Ask them if the storyboard accurately represents the user's perspective. Let them give feedback if the interactions and emotions are clear and if there are any gaps or inconsistencies. After gathering feedback, analyze it and look for patterns or common issues. Consider the feedback in the context of the design problem and determine if any changes are necessary.
Based on the feedback, make changes to the storyboard. This may include adding, removing, rearranging frames, adjusting the visuals, or revising the interactions. Repeat the process until you arrive at a UX design that accurately represents user perspectives.
By following these steps and incorporating user research and design thinking principles, designers can create compelling storyboards that help create better user experiences.
Master UX Storyboarding
Storyboarding is a powerful technique to help UX designers create better user experiences. By visualizing user journeys and interactions, designers can identify potential issues and opportunities for improvement. Designers can also use storyboarding to communicate their ideas to stakeholders and get buy-in for their designs.
Use design thinking principles to make the most of storyboarding. This means empathizing with users, defining the problem, ideating potential solutions, prototyping, and testing. With it, designers ensure that their storyboards accurately reflect user needs and preferences and that their designs are helpful.

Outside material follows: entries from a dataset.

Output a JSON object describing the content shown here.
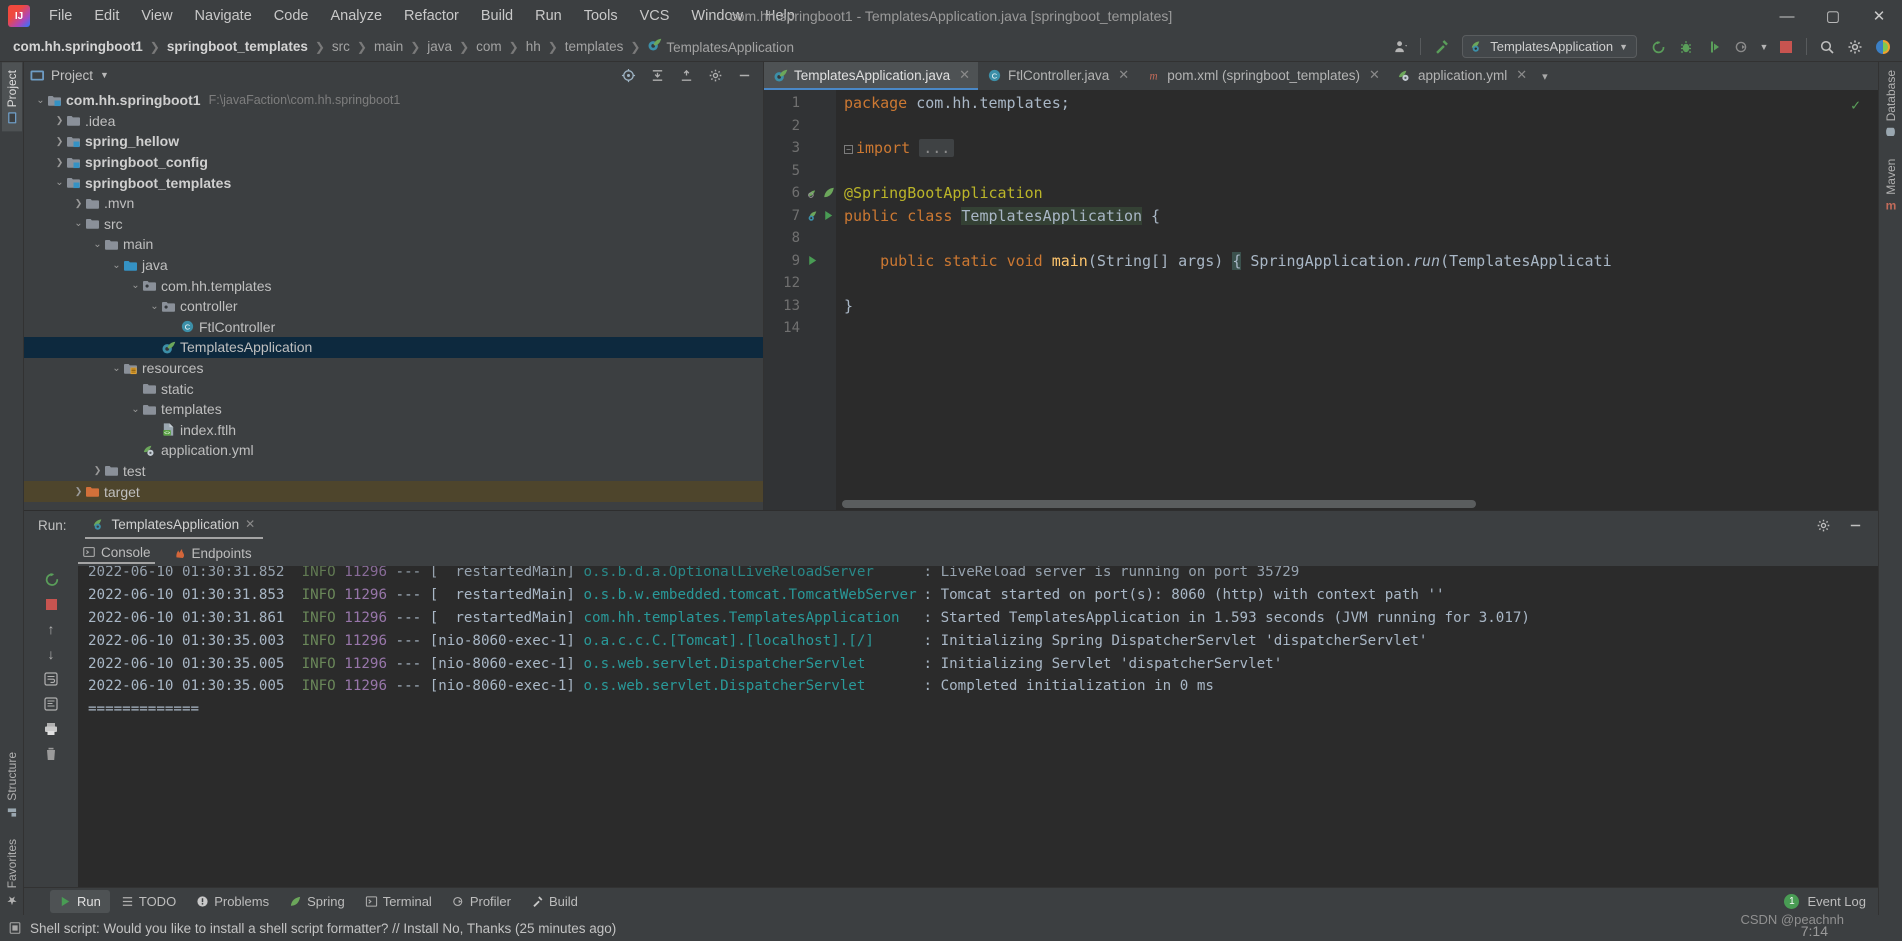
{
  "window": {
    "title": "com.hh.springboot1 - TemplatesApplication.java [springboot_templates]",
    "minimize": "—",
    "maximize": "▢",
    "close": "✕"
  },
  "menubar": {
    "items": [
      "File",
      "Edit",
      "View",
      "Navigate",
      "Code",
      "Analyze",
      "Refactor",
      "Build",
      "Run",
      "Tools",
      "VCS",
      "Window",
      "Help"
    ]
  },
  "breadcrumbs": [
    {
      "label": "com.hh.springboot1",
      "bold": true
    },
    {
      "label": "springboot_templates",
      "bold": true
    },
    {
      "label": "src",
      "bold": false
    },
    {
      "label": "main",
      "bold": false
    },
    {
      "label": "java",
      "bold": false
    },
    {
      "label": "com",
      "bold": false
    },
    {
      "label": "hh",
      "bold": false
    },
    {
      "label": "templates",
      "bold": false
    },
    {
      "label": "TemplatesApplication",
      "bold": false,
      "icon": "spring-class-icon"
    }
  ],
  "toolbar": {
    "run_config": "TemplatesApplication",
    "icons": [
      "user-icon",
      "chevron-down-icon",
      "build-hammer-icon",
      "run-icon",
      "debug-icon",
      "run-coverage-icon",
      "profile-icon",
      "chevron-down-icon",
      "stop-icon",
      "search-icon",
      "gear-icon",
      "ide-plugin-icon"
    ]
  },
  "left_strip": {
    "top": [
      {
        "label": "Project",
        "icon": "project-icon",
        "active": true
      }
    ],
    "bottom": [
      {
        "label": "Structure",
        "icon": "structure-icon"
      },
      {
        "label": "Favorites",
        "icon": "star-icon"
      }
    ]
  },
  "right_strip": {
    "items": [
      {
        "label": "Database",
        "icon": "database-icon"
      },
      {
        "label": "Maven",
        "icon": "maven-icon"
      }
    ]
  },
  "project_panel": {
    "title": "Project",
    "header_icons": [
      "target-icon",
      "collapse-icon",
      "expand-icon",
      "gear-icon",
      "hide-icon"
    ],
    "tree": [
      {
        "depth": 0,
        "arrow": "down",
        "icon": "module-folder",
        "label": "com.hh.springboot1",
        "bold": true,
        "path": "F:\\javaFaction\\com.hh.springboot1"
      },
      {
        "depth": 1,
        "arrow": "right",
        "icon": "folder",
        "label": ".idea",
        "bold": false
      },
      {
        "depth": 1,
        "arrow": "right",
        "icon": "module-folder",
        "label": "spring_hellow",
        "bold": true
      },
      {
        "depth": 1,
        "arrow": "right",
        "icon": "module-folder",
        "label": "springboot_config",
        "bold": true
      },
      {
        "depth": 1,
        "arrow": "down",
        "icon": "module-folder",
        "label": "springboot_templates",
        "bold": true
      },
      {
        "depth": 2,
        "arrow": "right",
        "icon": "folder",
        "label": ".mvn",
        "bold": false
      },
      {
        "depth": 2,
        "arrow": "down",
        "icon": "folder",
        "label": "src",
        "bold": false
      },
      {
        "depth": 3,
        "arrow": "down",
        "icon": "folder",
        "label": "main",
        "bold": false
      },
      {
        "depth": 4,
        "arrow": "down",
        "icon": "source-folder",
        "label": "java",
        "bold": false
      },
      {
        "depth": 5,
        "arrow": "down",
        "icon": "package",
        "label": "com.hh.templates",
        "bold": false
      },
      {
        "depth": 6,
        "arrow": "down",
        "icon": "package",
        "label": "controller",
        "bold": false
      },
      {
        "depth": 7,
        "arrow": "none",
        "icon": "class-icon",
        "label": "FtlController",
        "bold": false
      },
      {
        "depth": 6,
        "arrow": "none",
        "icon": "spring-class-icon",
        "label": "TemplatesApplication",
        "bold": false,
        "selected": true
      },
      {
        "depth": 4,
        "arrow": "down",
        "icon": "resources-folder",
        "label": "resources",
        "bold": false
      },
      {
        "depth": 5,
        "arrow": "none",
        "icon": "folder",
        "label": "static",
        "bold": false
      },
      {
        "depth": 5,
        "arrow": "down",
        "icon": "folder",
        "label": "templates",
        "bold": false
      },
      {
        "depth": 6,
        "arrow": "none",
        "icon": "ftl-file-icon",
        "label": "index.ftlh",
        "bold": false
      },
      {
        "depth": 5,
        "arrow": "none",
        "icon": "spring-yml-icon",
        "label": "application.yml",
        "bold": false
      },
      {
        "depth": 3,
        "arrow": "right",
        "icon": "folder",
        "label": "test",
        "bold": false
      },
      {
        "depth": 2,
        "arrow": "right",
        "icon": "excluded-folder",
        "label": "target",
        "bold": false,
        "excluded": true
      }
    ]
  },
  "editor": {
    "tabs": [
      {
        "label": "TemplatesApplication.java",
        "icon": "spring-class-icon",
        "active": true,
        "close": "✕"
      },
      {
        "label": "FtlController.java",
        "icon": "class-icon",
        "active": false,
        "close": "✕"
      },
      {
        "label": "pom.xml (springboot_templates)",
        "icon": "maven-icon",
        "active": false,
        "close": "✕"
      },
      {
        "label": "application.yml",
        "icon": "spring-yml-icon",
        "active": false,
        "close": "✕"
      }
    ],
    "tab_overflow": "▾",
    "inspection_status": "✓",
    "lines": [
      {
        "n": "1",
        "segments": [
          {
            "t": "package ",
            "c": "kw"
          },
          {
            "t": "com.hh.templates;",
            "c": "pl"
          }
        ]
      },
      {
        "n": "2",
        "segments": []
      },
      {
        "n": "3",
        "segments": [
          {
            "t": "fold"
          },
          {
            "t": "import ",
            "c": "kw"
          },
          {
            "t": "...",
            "c": "fold-text"
          }
        ]
      },
      {
        "n": "5",
        "segments": []
      },
      {
        "n": "6",
        "segments": [
          {
            "t": "@SpringBootApplication",
            "c": "anno"
          }
        ],
        "gutter": [
          "bean-icon",
          "spring-leaf-icon"
        ]
      },
      {
        "n": "7",
        "segments": [
          {
            "t": "public ",
            "c": "kw"
          },
          {
            "t": "class ",
            "c": "kw"
          },
          {
            "t": "TemplatesApplication",
            "c": "hl-ident"
          },
          {
            "t": " {",
            "c": "pl"
          }
        ],
        "gutter": [
          "spring-bean-icon",
          "run-green-icon"
        ]
      },
      {
        "n": "8",
        "segments": []
      },
      {
        "n": "9",
        "segments": [
          {
            "t": "    public ",
            "c": "kw"
          },
          {
            "t": "static ",
            "c": "kw"
          },
          {
            "t": "void ",
            "c": "kw"
          },
          {
            "t": "main",
            "c": "fn"
          },
          {
            "t": "(String[] args) ",
            "c": "pl"
          },
          {
            "t": "{",
            "c": "hl-brace"
          },
          {
            "t": " SpringApplication.",
            "c": "pl"
          },
          {
            "t": "run",
            "c": "italic-pl"
          },
          {
            "t": "(TemplatesApplicati",
            "c": "pl"
          }
        ],
        "gutter": [
          "run-green-icon",
          "fold2"
        ]
      },
      {
        "n": "12",
        "segments": []
      },
      {
        "n": "13",
        "segments": [
          {
            "t": "}",
            "c": "pl"
          }
        ]
      },
      {
        "n": "14",
        "segments": []
      }
    ]
  },
  "run_panel": {
    "label": "Run:",
    "tab": "TemplatesApplication",
    "tab_close": "✕",
    "header_icons": [
      "gear-icon",
      "hide-icon"
    ],
    "console_tabs": [
      {
        "label": "Console",
        "icon": "console-icon",
        "active": true
      },
      {
        "label": "Endpoints",
        "icon": "endpoints-icon",
        "active": false
      }
    ],
    "gutter_icons": [
      "rerun-icon",
      "up-icon",
      "down-icon",
      "soft-wrap-icon",
      "scroll-end-icon",
      "print-icon",
      "trash-icon"
    ],
    "log": [
      {
        "ts": "2022-06-10 01:30:31.852",
        "lvl": "INFO",
        "pid": "11296",
        "thread": "[  restartedMain]",
        "logger": "o.s.b.d.a.OptionalLiveReloadServer",
        "msg": ": LiveReload server is running on port 35729",
        "cut": true
      },
      {
        "ts": "2022-06-10 01:30:31.853",
        "lvl": "INFO",
        "pid": "11296",
        "thread": "[  restartedMain]",
        "logger": "o.s.b.w.embedded.tomcat.TomcatWebServer",
        "msg": ": Tomcat started on port(s): 8060 (http) with context path ''"
      },
      {
        "ts": "2022-06-10 01:30:31.861",
        "lvl": "INFO",
        "pid": "11296",
        "thread": "[  restartedMain]",
        "logger": "com.hh.templates.TemplatesApplication",
        "msg": ": Started TemplatesApplication in 1.593 seconds (JVM running for 3.017)"
      },
      {
        "ts": "2022-06-10 01:30:35.003",
        "lvl": "INFO",
        "pid": "11296",
        "thread": "[nio-8060-exec-1]",
        "logger": "o.a.c.c.C.[Tomcat].[localhost].[/]",
        "msg": ": Initializing Spring DispatcherServlet 'dispatcherServlet'"
      },
      {
        "ts": "2022-06-10 01:30:35.005",
        "lvl": "INFO",
        "pid": "11296",
        "thread": "[nio-8060-exec-1]",
        "logger": "o.s.web.servlet.DispatcherServlet",
        "msg": ": Initializing Servlet 'dispatcherServlet'"
      },
      {
        "ts": "2022-06-10 01:30:35.005",
        "lvl": "INFO",
        "pid": "11296",
        "thread": "[nio-8060-exec-1]",
        "logger": "o.s.web.servlet.DispatcherServlet",
        "msg": ": Completed initialization in 0 ms"
      },
      {
        "plain": "============="
      }
    ]
  },
  "status_tabs": {
    "items": [
      {
        "label": "Run",
        "icon": "run-icon",
        "active": true
      },
      {
        "label": "TODO",
        "icon": "todo-icon",
        "active": false
      },
      {
        "label": "Problems",
        "icon": "problems-icon",
        "active": false
      },
      {
        "label": "Spring",
        "icon": "spring-leaf-icon",
        "active": false
      },
      {
        "label": "Terminal",
        "icon": "terminal-icon",
        "active": false
      },
      {
        "label": "Profiler",
        "icon": "profiler-icon",
        "active": false
      },
      {
        "label": "Build",
        "icon": "build-hammer-icon",
        "active": false
      }
    ],
    "event_log": {
      "count": "1",
      "label": "Event Log"
    }
  },
  "status_bar": {
    "message": "Shell script: Would you like to install a shell script formatter? // Install   No, Thanks (25 minutes ago)",
    "icon": "note-icon",
    "watermark": "CSDN @peachnh",
    "watermark2": "7:14"
  },
  "colors": {
    "accent": "#4a88c7",
    "selection": "#0d293e",
    "excluded": "#4e452c",
    "keyword": "#cc7832",
    "annotation": "#bbb529",
    "logger": "#299999",
    "level": "#6a8759",
    "pid": "#9876aa",
    "green": "#499c54",
    "stop_red": "#c75450"
  }
}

When creating visuals for UX, remember that good design is more than just aesthetics but also about functionality and usability. Aesthetics should enhance the user experience, not distract from it. Therefore, it's best to focus on the user's needs and preferences when designing visuals. Don't forget to test and iterate designs based on user feedback.
In summary, if you're a UX designer looking to improve your design process and create better user experiences, consider incorporating storyboarding into your workflow. Using design thinking principles and focusing on user needs allows designers to create functional visuals that meet user expectations.
So, grab a pen and paper, start visualizing your user journeys, and let your creativity flow.
Don't let poor UX design turn your customers away. Explore how Brain Box Labs can help you create a storyboard that caters to your target audience. Connect with us today.